[[ Provided records open ]]
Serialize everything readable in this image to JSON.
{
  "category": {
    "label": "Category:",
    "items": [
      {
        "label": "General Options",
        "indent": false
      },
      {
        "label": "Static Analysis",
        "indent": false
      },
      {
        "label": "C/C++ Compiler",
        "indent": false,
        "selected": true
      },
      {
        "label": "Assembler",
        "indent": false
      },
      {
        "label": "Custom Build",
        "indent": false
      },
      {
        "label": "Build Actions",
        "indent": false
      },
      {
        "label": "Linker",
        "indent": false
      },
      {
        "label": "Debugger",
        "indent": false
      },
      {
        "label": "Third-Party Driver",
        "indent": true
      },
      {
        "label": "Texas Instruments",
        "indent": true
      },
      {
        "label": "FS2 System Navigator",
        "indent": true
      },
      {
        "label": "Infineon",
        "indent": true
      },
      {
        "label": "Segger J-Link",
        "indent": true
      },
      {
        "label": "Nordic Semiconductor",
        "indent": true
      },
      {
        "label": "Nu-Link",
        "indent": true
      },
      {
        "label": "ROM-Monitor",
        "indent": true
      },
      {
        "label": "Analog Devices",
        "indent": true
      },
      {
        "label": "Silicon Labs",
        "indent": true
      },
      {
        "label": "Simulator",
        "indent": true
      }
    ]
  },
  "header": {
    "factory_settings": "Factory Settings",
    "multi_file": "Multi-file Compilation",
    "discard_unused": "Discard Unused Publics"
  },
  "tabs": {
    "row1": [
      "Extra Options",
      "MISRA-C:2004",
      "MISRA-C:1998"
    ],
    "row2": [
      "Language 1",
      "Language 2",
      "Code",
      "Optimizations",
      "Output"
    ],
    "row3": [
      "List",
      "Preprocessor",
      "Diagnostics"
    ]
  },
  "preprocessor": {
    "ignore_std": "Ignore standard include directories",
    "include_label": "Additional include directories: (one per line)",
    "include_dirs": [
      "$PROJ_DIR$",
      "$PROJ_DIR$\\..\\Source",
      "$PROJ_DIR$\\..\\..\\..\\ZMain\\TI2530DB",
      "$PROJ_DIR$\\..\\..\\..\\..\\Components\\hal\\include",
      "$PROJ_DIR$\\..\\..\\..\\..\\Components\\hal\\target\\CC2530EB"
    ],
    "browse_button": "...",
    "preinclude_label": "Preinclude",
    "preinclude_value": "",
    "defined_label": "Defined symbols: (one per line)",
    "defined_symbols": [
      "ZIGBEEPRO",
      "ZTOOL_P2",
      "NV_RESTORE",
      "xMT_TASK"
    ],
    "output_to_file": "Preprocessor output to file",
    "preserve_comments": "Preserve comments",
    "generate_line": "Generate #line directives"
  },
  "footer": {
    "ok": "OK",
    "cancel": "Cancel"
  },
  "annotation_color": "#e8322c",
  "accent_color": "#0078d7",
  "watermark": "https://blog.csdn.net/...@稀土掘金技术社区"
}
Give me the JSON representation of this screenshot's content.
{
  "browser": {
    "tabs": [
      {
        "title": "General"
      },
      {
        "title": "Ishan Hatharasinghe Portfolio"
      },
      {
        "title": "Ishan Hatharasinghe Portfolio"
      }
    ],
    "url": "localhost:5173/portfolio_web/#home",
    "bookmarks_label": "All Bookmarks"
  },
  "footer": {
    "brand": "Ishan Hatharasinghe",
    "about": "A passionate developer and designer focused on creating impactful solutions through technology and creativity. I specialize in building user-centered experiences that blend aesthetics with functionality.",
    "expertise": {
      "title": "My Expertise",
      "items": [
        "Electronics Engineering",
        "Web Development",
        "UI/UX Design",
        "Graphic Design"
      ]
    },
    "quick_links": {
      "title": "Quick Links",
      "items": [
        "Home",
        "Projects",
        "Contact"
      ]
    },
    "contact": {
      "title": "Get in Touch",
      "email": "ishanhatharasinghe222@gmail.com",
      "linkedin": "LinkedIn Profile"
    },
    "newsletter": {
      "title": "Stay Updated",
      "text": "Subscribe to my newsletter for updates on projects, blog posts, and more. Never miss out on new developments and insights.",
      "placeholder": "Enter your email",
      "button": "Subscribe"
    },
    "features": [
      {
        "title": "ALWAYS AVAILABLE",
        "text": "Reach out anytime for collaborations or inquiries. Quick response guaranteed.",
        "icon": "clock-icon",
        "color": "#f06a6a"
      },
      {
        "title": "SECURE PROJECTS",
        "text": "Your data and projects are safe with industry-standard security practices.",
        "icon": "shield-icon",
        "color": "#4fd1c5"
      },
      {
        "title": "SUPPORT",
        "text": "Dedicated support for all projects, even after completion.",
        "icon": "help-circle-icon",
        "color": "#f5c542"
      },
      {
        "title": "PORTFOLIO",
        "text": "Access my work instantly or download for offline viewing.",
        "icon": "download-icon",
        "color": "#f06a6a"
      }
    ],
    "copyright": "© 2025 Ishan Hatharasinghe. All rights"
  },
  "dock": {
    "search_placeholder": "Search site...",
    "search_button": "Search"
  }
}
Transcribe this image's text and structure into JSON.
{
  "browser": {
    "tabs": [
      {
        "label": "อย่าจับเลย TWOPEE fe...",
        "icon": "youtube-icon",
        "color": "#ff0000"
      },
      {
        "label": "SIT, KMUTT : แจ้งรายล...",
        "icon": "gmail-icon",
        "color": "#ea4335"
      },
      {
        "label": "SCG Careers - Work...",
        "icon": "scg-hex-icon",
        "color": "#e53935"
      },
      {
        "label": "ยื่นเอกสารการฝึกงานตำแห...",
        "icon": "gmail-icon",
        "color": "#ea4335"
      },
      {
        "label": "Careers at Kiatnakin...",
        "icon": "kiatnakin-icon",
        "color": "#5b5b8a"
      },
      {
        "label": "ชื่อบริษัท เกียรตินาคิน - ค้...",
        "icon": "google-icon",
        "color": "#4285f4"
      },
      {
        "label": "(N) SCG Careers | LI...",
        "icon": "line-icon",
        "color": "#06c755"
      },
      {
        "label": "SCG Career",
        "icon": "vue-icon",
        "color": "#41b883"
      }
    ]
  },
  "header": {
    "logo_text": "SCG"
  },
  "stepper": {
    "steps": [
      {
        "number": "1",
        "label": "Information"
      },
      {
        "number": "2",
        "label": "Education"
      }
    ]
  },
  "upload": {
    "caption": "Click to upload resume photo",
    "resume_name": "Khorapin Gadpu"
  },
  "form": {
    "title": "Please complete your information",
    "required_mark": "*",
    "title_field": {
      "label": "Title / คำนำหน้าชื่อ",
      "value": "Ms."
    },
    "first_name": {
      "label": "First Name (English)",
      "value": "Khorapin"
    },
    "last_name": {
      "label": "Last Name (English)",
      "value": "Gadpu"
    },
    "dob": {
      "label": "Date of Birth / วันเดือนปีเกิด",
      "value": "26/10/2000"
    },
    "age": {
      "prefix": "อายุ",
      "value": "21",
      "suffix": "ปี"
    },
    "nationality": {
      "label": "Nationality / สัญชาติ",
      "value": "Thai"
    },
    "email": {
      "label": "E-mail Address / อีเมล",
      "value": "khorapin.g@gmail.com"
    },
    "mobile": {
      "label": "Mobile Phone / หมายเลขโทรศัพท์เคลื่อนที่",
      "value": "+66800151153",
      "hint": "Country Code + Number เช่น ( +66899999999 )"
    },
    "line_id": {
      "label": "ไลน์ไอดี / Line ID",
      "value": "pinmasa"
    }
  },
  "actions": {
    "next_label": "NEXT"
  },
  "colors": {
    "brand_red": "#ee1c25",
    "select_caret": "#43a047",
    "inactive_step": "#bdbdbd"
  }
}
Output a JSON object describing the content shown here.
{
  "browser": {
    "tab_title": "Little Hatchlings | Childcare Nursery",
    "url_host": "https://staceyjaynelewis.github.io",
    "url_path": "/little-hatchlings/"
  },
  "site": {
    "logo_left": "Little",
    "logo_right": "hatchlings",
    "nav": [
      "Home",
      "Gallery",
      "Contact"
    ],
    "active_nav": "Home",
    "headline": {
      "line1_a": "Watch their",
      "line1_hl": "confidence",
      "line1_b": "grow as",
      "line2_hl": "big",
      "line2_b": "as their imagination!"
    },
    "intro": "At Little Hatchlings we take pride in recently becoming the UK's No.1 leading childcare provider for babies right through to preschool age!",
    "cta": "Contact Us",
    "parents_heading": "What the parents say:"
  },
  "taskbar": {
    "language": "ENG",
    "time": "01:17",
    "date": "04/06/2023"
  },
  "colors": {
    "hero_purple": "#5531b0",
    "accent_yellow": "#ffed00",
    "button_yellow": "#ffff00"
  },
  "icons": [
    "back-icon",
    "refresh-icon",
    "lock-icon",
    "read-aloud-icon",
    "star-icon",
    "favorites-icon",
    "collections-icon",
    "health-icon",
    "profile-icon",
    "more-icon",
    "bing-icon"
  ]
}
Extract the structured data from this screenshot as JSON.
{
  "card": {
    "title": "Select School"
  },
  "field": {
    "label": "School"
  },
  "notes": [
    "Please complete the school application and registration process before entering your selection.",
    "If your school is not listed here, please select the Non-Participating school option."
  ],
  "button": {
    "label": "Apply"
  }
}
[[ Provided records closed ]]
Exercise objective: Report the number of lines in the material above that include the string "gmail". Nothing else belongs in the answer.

Written response: 4